Susan Shaheen, a Berkeley professor specializing in transportation study, may know more about ride-sharing than any other academic in America. And that has put her in a position to broker deals with hot transportation startups: They give her access to their data, and she assesses their environmental impact. Many of these companies are willing to share for the potential to gain unbiased confirmation of a key selling point — that their models have the potential to improve our transportation ecosystems.
While a landmark study on Uber and Lyft remains forthcoming, Shaheen is publishing her team’s assessment of one-way car-sharing company Car2go on Tuesday. “We had access to an unprecedented data set where we were really able to ask all the questions we wanted to ask,” she says, like what people were doing to get around before they started using the service and how it has changed their behavior since then.
Nearly 10,000 people were surveyed in total, and Shaheen’s take is that even under the most conservative assumptions, the results show that Car2go helps get more cars off the road than it brings on. That means “notable reductions” in greenhouse gas emissions and other positive effects, like inspiring people who have other options not to buy personal vehicles. One of the biggest problems in transportation today is the high percentage of people who are driving around alone, clogging up highways in machines that sit dormant in driveways the vast majority of the time.
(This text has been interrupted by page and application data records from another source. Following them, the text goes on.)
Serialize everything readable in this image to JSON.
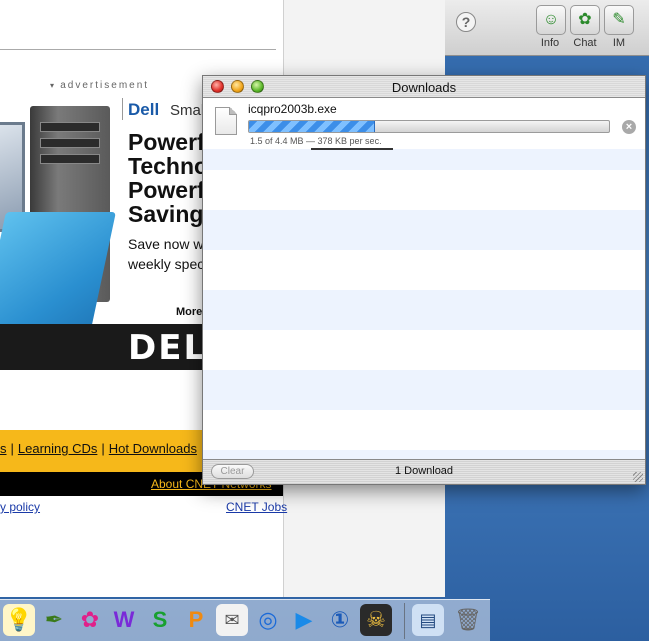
{
  "toolbar": {
    "help_label": "?",
    "tools": [
      {
        "label": "Info",
        "icon": "info-person-icon"
      },
      {
        "label": "Chat",
        "icon": "chat-icon"
      },
      {
        "label": "IM",
        "icon": "im-icon"
      }
    ]
  },
  "web_page": {
    "ad_label": "advertisement",
    "ad": {
      "brand": "Dell",
      "brand_sub": "Small",
      "headline": "Powerf\nTechno\nPowerf\nSavings",
      "copy": "Save now w\nweekly spec",
      "more": "More",
      "logo": "DELL"
    },
    "footer_links": [
      "s",
      "Learning CDs",
      "Hot Downloads"
    ],
    "about_link": "About CNET Networks",
    "privacy_link": "y policy",
    "jobs_link": "CNET Jobs"
  },
  "downloads": {
    "title": "Downloads",
    "file_name": "icqpro2003b.exe",
    "progress_fraction": 0.35,
    "status": "1.5 of 4.4 MB — 378 KB per sec.",
    "clear_label": "Clear",
    "count_label": "1 Download"
  },
  "dock": {
    "items": [
      "lightbulb-icon",
      "pen-icon",
      "flower-icon",
      "app-w-icon",
      "app-s-icon",
      "app-p-icon",
      "document-icon",
      "quicktime-icon",
      "play-icon",
      "number-one-icon",
      "pirate-icon",
      "screen-icon",
      "trash-icon"
    ]
  },
  "colors": {
    "accent_blue": "#3c8ee8",
    "yellow_bar": "#f6b81a",
    "desktop_blue": "#2f65a7"
  }
}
Car2go is mainly a one-way “floating model.” Unlike round-trip models, in which have users pick up and drop off a shared car at the same place, Car2go users can get access to a car and then drop it off anywhere within a given zone of a city. Rather than paying by hour, users pay by the minute. Studying the users in five North American cities — Calgary, San Diego, Seattle, Vancouver and Washington, D.C. — Shaheen’s research team found that on average, for every shared car Car2go adds to the road, an average of 7 to 11 private vehicles are removed.
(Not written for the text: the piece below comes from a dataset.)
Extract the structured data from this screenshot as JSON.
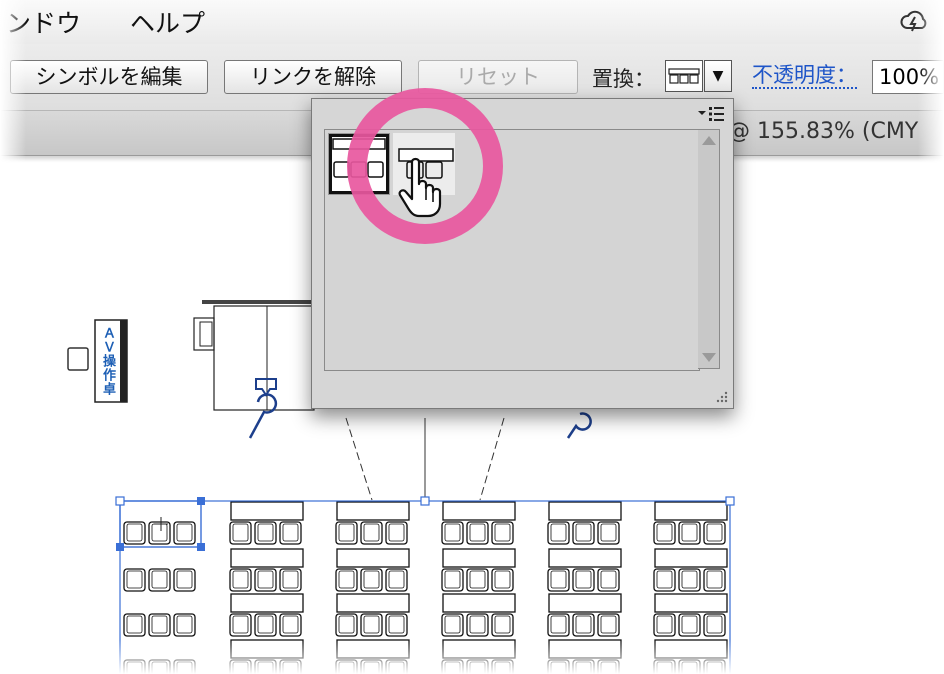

The majority of those are “suppressed,” which means that people surveyed said that they didn’t buy a car they otherwise would have because they had access to shared cars through this service. Between 2% and 5% of users said they sold a car because of Car2go, according to the working paper, while between 7% and 10% did not acquire one. In total across those cities, Car2go took an estimated 28,000-plus vehicles off of the road and reduced parking demand, which comes with its own positive “ripple effects” like easing congestion and avoiding wasting gas.
There are some car trips that occurred because the service exists that wouldn’t have otherwise. Perhaps the person would have taken a bus to that concert before, or not gone at all, or driven their own vehicle. But those added vehicles miles are easily eclipsed by the impact of getting personal vehicles off the road, the paper concludes. The average user cut their greenhouse gas emissions by 10% by using the service, Shaheen says.
Ride-sharing is not a panacea. Factors like how robust public transportation is and how much a city sprawls are just a couple of the dizzying number of factors that go into what transportation looks like in a given city. But the report shows that “one-way ride-sharing is an important strategy toward giving people an alternative to car ownership,” Shaheen says. And the more options people have to string together — from ride apps to city bike-sharing to trams — the more potential there is for changing habits.